Glutamate decreases mitochondrial size and movement in primary forebrain neurons.

Published

Journal Article

Mitochondria are essential to maintain neuronal viability. In addition to the generation of ATP and maintenance of calcium homeostasis, the effective delivery of mitochondria to the appropriate location within neurons is also likely to influence their function. In this study we examined mitochondrial movement and morphology in primary cultures of rat forebrain using a mitochondrially targeted enhanced yellow fluorescent protein (mt-eYFP). Mt-eYFP-labeled mitochondria display a characteristic elongated phenotype and also move extensively. Application of glutamate to cultures results in a rapid diminution of movement and also an alteration from elongated to rounded morphology. This effect required the entry of calcium and was mediated by activation of the NMDA subtype of glutamate receptor. Treatment of cultures with an uncoupler or blocking ATP synthesis with oligomycin also stopped movement but did not alter morphology. Interestingly, application of glutamate together with the uncoupler did not prevent the changes in movement or shape but facilitated recovery after washout of the stimuli. This suggests that the critical target for calcium in this paradigm is cytosolic. These studies demonstrate that in addition to altering the bioenergetic properties of mitochondria, neurotoxins can also alter mitochondrial movement and morphology. We speculate that neurotoxin-mediated impairment of mitochondrial delivery may contribute to the injurious effects of neurotoxins.

Full Text

Duke Authors

Cited Authors

  • Rintoul, GL; Filiano, AJ; Brocard, JB; Kress, GJ; Reynolds, IJ

Published Date

  • August 2003

Published In

Volume / Issue

  • 23 / 21

Start / End Page

  • 7881 - 7888

PubMed ID

  • 12944518

Pubmed Central ID

  • 12944518

Electronic International Standard Serial Number (EISSN)

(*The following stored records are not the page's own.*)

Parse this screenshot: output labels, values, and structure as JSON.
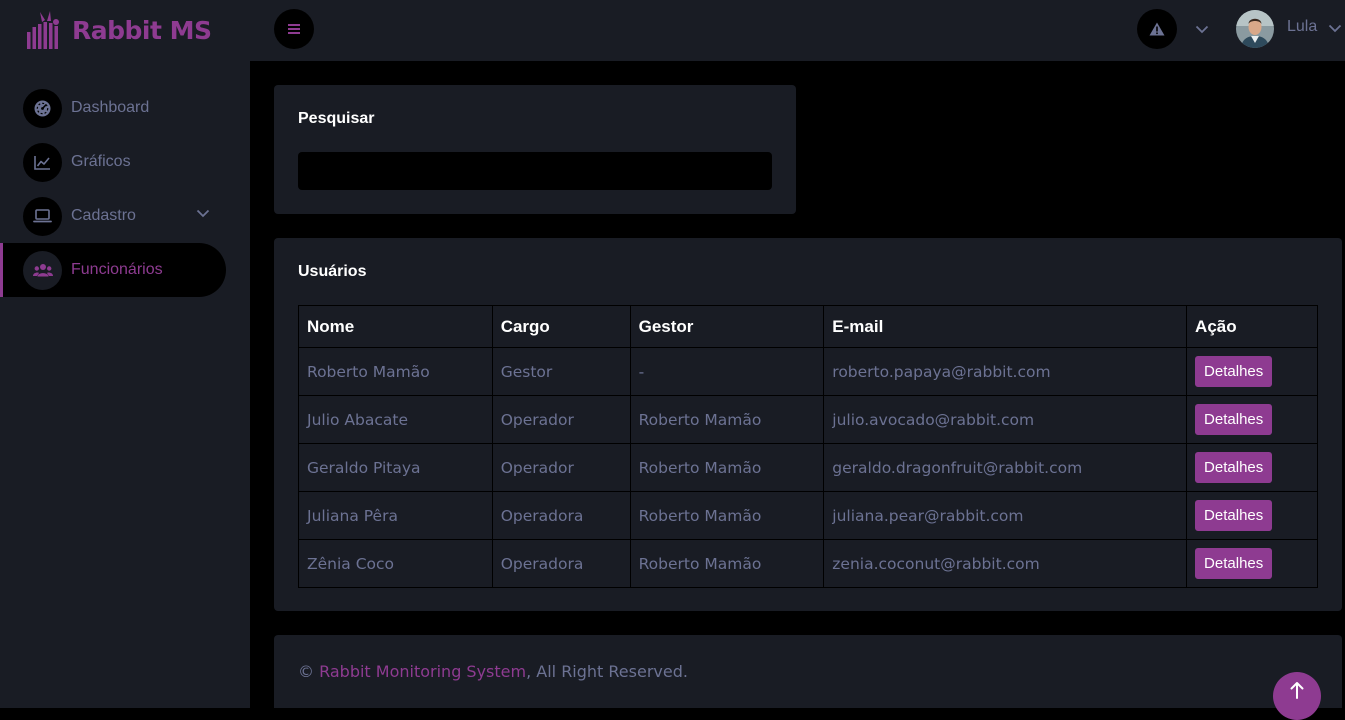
{
  "brand": {
    "name": "Rabbit MS",
    "logo_icon": "rabbit-logo-icon",
    "accent": "#8e3b91"
  },
  "nav": {
    "items": [
      {
        "label": "Dashboard",
        "icon": "speedometer-icon"
      },
      {
        "label": "Gráficos",
        "icon": "line-chart-icon"
      },
      {
        "label": "Cadastro",
        "icon": "laptop-icon",
        "has_submenu": true
      },
      {
        "label": "Funcionários",
        "icon": "users-icon",
        "active": true
      }
    ]
  },
  "topbar": {
    "menu_icon": "hamburger-icon",
    "alert_icon": "warning-icon",
    "user_name": "Lula"
  },
  "search": {
    "title": "Pesquisar",
    "value": "",
    "placeholder": ""
  },
  "users": {
    "title": "Usuários",
    "columns": [
      "Nome",
      "Cargo",
      "Gestor",
      "E-mail",
      "Ação"
    ],
    "rows": [
      {
        "nome": "Roberto Mamão",
        "cargo": "Gestor",
        "gestor": "-",
        "email": "roberto.papaya@rabbit.com",
        "acao": "Detalhes"
      },
      {
        "nome": "Julio Abacate",
        "cargo": "Operador",
        "gestor": "Roberto Mamão",
        "email": "julio.avocado@rabbit.com",
        "acao": "Detalhes"
      },
      {
        "nome": "Geraldo Pitaya",
        "cargo": "Operador",
        "gestor": "Roberto Mamão",
        "email": "geraldo.dragonfruit@rabbit.com",
        "acao": "Detalhes"
      },
      {
        "nome": "Juliana Pêra",
        "cargo": "Operadora",
        "gestor": "Roberto Mamão",
        "email": "juliana.pear@rabbit.com",
        "acao": "Detalhes"
      },
      {
        "nome": "Zênia Coco",
        "cargo": "Operadora",
        "gestor": "Roberto Mamão",
        "email": "zenia.coconut@rabbit.com",
        "acao": "Detalhes"
      }
    ]
  },
  "footer": {
    "prefix": "© ",
    "link": "Rabbit Monitoring System",
    "suffix": ", All Right Reserved."
  },
  "scroll_top_icon": "arrow-up-icon"
}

  • 1529-2401

International Standard Serial Number (ISSN)

  • 0270-6474

Digital Object Identifier (DOI)

  • 10.1523/jneurosci.23-21-07881.2003

Language

  • eng